Exploits Overseas Workers
In order to produce clothes so quickly and keep up with a two-week turnover, fast fashion brands subcontract manufacturing overseas to the lowest bidder to countries that have the leanest production costs on earth. Rather than having long term relationships with such countries, fast fashion brands are comfortable with abrupt breakups – so if they want something done faster, the factories have to keep up or lose their contracts.
The non-profit Fashion Revolution state that in Guangdong, China, workers face 150 hours of overtime each month. In Bangladesh, India, garment workers earn a quarter of the living wage with just £44 per month.
The Pressures On!
The fast fashion industry reflects the demand for speed in retail trading. Over the past 3 years, the movement of styles from fashion shows to consumers has increased by 21%.
As the demand for sustainability continues to grow, fast fashion brands have started putting ethical practices in place.
PrettyLittleThing has introduced a clothing range made from recycled materials and fabrics. The popular online womenswear retailer will launch 151 products in the new range which will include cycling shorts, joggers, crop tops and skirts.
ASOS have created their own vintage line from special finds and recycled products, as well as sourcing their favourite items from vintage stores around the world.
Businesses are also beginning to renew their packaging methods to come up with more sustainable choices.
Cosmetic brands have begun thinking about ways they can reduce plastic waste pollution. Biodegradable cosmetic glitter is a popular trend amongst the beauty world this year, particularly as it comes into holiday and festival season.
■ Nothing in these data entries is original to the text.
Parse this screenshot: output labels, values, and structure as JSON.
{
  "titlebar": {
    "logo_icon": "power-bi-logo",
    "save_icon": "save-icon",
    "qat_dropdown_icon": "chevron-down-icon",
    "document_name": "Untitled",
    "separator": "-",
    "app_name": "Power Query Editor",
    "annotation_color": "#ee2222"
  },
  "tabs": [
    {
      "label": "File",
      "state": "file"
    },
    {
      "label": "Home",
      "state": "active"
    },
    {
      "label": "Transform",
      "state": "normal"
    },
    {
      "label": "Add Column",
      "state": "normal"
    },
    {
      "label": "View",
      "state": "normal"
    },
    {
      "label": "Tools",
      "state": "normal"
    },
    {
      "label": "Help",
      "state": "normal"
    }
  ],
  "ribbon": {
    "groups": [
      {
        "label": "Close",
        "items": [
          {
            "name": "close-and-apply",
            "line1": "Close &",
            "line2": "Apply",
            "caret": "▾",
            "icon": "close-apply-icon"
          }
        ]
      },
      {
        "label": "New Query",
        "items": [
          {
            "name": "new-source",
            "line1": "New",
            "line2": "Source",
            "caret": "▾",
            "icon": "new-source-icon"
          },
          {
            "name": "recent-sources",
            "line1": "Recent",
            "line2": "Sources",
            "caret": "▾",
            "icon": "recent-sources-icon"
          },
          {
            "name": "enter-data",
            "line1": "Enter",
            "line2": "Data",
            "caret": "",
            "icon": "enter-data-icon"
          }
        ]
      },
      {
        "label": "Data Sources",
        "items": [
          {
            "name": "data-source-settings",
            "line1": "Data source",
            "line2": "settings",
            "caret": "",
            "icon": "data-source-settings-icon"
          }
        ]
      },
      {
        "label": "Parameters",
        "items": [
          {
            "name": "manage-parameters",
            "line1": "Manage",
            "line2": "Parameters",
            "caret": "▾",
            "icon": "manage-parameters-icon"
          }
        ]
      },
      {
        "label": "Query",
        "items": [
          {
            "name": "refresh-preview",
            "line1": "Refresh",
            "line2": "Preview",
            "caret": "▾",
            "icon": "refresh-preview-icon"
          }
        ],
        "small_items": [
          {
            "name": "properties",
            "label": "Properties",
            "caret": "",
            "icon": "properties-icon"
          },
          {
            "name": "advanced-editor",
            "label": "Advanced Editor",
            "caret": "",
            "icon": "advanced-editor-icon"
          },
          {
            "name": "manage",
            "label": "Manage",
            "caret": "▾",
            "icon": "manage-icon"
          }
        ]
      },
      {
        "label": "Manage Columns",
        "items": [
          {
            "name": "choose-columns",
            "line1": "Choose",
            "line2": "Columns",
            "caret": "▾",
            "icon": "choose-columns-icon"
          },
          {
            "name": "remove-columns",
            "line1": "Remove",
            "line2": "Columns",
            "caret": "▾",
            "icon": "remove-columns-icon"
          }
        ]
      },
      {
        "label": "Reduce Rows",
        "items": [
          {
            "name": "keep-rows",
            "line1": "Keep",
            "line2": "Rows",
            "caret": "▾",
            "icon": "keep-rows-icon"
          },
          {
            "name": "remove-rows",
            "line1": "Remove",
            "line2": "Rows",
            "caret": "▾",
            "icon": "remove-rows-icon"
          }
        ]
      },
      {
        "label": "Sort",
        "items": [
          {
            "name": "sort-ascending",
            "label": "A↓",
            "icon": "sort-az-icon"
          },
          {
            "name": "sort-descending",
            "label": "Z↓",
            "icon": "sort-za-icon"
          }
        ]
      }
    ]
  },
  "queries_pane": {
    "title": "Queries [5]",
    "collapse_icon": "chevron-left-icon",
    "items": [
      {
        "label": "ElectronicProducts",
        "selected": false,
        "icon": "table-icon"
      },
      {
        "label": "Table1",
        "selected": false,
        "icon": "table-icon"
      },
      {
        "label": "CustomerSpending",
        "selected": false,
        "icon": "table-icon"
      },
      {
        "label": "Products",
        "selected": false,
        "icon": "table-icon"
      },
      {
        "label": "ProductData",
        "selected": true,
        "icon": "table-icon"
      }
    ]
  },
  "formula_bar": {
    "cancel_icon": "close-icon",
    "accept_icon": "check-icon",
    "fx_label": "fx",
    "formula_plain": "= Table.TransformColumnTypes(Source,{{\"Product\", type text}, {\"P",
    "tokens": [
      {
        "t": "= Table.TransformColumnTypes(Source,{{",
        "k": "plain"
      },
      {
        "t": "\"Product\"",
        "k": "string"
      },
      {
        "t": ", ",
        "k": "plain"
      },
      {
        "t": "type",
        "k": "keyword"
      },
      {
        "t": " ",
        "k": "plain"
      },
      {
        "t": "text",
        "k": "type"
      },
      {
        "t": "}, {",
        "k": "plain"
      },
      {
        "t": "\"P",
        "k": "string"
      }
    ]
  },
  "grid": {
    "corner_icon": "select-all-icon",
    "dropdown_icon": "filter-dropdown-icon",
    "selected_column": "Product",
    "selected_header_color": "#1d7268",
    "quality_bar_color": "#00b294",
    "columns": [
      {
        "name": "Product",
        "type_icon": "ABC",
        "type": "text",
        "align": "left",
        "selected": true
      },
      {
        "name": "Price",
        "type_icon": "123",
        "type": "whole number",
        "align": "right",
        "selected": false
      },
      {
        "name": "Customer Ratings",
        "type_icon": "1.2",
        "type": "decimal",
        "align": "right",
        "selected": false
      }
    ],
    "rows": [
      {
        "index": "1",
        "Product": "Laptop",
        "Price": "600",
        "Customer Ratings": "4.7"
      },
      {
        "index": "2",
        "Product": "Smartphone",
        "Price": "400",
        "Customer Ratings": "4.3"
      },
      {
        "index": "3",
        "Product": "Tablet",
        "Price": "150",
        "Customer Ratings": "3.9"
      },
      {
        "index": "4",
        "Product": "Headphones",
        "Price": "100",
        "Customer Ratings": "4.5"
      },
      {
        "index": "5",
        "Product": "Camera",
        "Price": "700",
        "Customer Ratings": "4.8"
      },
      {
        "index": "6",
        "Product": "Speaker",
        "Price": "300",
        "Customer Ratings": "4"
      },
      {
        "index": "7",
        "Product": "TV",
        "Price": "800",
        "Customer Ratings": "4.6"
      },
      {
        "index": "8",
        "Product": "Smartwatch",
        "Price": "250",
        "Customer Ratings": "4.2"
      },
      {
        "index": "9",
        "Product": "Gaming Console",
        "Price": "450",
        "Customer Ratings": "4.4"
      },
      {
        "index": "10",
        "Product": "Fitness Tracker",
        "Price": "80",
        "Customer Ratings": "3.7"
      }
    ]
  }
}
Such glitter is made from cellulose which is completely compostable and breaks down naturally after use, so you don’t have to worry about holiday back on the sparkle.
What Can Shoppers Do?
There are always ways that shoppers can choose eco-friendly fabrics, but there are pros and cons to different fibre types. Some garments, which are labelled as being made of natural fibres, are not always more beneficial than synthetic fibres, although this only makes up one part of a complex cycle.
When shipping products, companies emit lots of damaging gases into the air and waste natural resources. If you buy products that were made or harvested locally, you can eliminate this issue which will have a significantly positive impact on the environment.
Whenever possible, try to buy products that are in recycled packaging as this will decrease the demand for the production of harmful packaging manufactures.
In a nutshell, the most that shoppers and brands can do is to buy smarter, care and repair items where necessary and keep using our clothing for longer.